India should shift its focus from economic growth to improving societal well-being through inclusive growth, said Niti Aayog member V.K. Saraswat.
Delivering a lecture on ‘Inclusive Growth- A Myth or Reality’ at the Indian School of Business here on Tuesday, Dr. Saraswat said despite a growth rate of seven % for two years, there was no connection between the growth and development. “Development is not just Gross Domestic Product. The government should focus on socio-economic development rather than economic development alone,” he said.
Inclusive development creates opportunities for all segments of the society in health, education, skill development, jobs, reducing poverty, entrepreneurship on the principle of based on equality and focuses on outcomes and processes involving people’s participation and benefit-sharing, he said.

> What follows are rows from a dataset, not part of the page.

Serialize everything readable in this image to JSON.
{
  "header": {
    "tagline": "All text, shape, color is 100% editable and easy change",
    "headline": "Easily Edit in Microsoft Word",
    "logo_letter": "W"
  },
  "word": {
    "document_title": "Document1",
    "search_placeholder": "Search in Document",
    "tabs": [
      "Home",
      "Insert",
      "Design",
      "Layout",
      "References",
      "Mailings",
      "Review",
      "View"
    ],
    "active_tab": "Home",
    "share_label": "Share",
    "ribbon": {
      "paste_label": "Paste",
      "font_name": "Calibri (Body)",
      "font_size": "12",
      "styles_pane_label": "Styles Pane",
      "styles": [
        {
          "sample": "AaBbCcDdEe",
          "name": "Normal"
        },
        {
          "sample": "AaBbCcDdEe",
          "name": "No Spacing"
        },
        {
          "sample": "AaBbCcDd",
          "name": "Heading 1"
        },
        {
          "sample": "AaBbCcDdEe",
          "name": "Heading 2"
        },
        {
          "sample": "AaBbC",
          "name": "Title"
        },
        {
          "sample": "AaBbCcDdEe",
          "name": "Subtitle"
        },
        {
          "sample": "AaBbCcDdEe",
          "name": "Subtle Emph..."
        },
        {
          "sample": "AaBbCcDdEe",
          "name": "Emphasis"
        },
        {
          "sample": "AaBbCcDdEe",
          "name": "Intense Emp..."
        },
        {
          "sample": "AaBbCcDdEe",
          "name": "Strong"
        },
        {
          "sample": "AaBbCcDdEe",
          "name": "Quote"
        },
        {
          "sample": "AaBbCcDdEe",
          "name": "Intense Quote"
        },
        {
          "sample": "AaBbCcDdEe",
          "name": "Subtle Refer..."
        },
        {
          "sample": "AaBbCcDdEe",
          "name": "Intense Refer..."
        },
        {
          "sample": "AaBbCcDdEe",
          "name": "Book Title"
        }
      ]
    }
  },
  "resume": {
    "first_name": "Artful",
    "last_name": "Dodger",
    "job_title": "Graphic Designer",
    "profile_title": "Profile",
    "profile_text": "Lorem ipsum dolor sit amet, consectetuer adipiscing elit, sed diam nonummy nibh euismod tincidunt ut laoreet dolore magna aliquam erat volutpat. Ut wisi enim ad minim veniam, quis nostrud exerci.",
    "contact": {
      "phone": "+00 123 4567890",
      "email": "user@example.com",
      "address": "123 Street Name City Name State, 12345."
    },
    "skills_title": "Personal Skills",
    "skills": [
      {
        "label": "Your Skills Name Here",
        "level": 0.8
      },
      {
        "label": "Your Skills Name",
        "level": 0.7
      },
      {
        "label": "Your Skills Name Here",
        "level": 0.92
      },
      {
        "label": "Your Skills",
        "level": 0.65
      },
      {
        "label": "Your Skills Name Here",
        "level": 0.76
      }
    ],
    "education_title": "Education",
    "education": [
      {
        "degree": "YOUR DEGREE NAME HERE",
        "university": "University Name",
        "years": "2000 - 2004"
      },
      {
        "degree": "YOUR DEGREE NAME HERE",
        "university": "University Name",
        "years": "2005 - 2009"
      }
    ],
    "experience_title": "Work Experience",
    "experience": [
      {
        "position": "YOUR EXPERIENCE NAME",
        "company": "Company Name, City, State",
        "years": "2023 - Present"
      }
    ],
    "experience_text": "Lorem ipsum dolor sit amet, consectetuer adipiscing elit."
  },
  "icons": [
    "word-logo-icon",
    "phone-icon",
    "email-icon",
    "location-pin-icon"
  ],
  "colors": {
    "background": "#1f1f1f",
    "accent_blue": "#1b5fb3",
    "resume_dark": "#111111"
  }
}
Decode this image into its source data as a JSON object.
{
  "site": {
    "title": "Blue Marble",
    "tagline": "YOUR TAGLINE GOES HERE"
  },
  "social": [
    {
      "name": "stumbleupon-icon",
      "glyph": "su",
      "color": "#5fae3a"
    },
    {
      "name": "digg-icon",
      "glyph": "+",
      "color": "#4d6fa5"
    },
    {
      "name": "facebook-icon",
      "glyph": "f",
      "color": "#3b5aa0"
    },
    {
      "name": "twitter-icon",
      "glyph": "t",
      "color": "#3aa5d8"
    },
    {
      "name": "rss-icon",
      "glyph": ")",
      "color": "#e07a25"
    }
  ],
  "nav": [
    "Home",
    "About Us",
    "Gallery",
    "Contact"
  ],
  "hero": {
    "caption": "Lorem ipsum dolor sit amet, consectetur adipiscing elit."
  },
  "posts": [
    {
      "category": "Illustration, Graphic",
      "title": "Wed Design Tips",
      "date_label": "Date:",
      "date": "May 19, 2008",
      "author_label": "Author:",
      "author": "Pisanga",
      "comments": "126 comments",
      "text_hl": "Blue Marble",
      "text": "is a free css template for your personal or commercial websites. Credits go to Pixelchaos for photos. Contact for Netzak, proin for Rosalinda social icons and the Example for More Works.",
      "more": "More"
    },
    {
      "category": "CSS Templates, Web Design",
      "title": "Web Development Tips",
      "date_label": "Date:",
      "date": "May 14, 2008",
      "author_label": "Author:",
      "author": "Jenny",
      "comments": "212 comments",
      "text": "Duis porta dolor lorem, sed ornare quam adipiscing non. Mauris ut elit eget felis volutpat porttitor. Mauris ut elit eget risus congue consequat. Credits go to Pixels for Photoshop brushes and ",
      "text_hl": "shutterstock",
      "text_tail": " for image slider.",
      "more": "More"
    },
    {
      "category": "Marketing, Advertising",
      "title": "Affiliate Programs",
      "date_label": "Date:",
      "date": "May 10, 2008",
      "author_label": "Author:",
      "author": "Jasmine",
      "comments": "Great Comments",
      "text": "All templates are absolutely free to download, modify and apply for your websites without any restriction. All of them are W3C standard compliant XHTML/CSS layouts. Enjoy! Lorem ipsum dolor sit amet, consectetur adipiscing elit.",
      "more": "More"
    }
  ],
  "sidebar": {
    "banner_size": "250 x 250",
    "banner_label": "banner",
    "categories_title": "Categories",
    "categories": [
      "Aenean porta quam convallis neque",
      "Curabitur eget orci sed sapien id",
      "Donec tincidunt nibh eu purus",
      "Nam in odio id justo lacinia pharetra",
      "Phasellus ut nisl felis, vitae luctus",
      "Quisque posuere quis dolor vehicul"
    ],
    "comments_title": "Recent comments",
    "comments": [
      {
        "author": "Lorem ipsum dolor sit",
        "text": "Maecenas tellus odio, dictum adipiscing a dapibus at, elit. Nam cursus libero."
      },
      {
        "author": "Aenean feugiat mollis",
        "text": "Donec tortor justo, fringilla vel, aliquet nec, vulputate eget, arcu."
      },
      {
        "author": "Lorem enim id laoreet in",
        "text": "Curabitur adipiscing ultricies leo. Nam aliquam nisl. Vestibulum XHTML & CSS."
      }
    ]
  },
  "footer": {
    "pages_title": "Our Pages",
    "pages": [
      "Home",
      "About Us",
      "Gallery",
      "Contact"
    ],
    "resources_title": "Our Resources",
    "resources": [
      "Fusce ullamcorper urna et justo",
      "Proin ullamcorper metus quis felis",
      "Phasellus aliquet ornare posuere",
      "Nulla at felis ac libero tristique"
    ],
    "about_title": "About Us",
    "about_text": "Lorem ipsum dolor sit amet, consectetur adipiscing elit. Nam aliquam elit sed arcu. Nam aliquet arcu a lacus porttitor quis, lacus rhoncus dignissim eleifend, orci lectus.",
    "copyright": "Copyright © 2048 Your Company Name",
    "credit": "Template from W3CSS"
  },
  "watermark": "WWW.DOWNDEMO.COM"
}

Speaking as part of Dean’s Speaker Series at the ISB, Dr. Saraswat said the government’s vision was to attain inclusive growth. If India continued its present growth, it could be a $5.6 trillion economy in 20 years. But to translate it into inclusive development, the government and the Niti Aayog have identified 10 vectors of growth such as education, healthcare, life expectancy, basic services, agriculture and infrastructure. In other words, the thrust should be on human capital development as well as the institution development.
At present, India lagged in inclusive growth and it was time to go for multi-dimensional framework, consultation and engagement for understanding what the citizens needed, and adopt integrated outcome-based performance models. For this, the government launched programmes like Make in India, Housing for All, promoting competitive federalism through ranking the States, smart city programme, skill India, financial inclusion, digitisation, roads and highways, renewable energy, etc.
On the need to promote sustainable development, he said the challenges of the current economic system would create green economy opportunities of promoting public transport and alternative fuels.
He said informal economy was excluded from the growth talk and only 25% of the countries mentioned it in their ambitious plans. In India, 45% of its GDP came from the unorganised sector.
Inclusive growth is high on government’s agenda and 1.1 billion Aadhaar numbers were for target support. The GST, FDI de-regulation, bankruptcy laws, inflation targeting were some of the structural reforms brought by the government to boost growth.
Though the government created ₹10,000 crore start-up fund, the propensity to take risk was poor in India, particularly in the MSME sector.
Sharing the concern to improve the quality of human capital through skill development, he said that there should be parity between academic and vocational education. Both the AICTE and MCHRD have taken steps to revamp higher education segment, R&D and innovation, he said.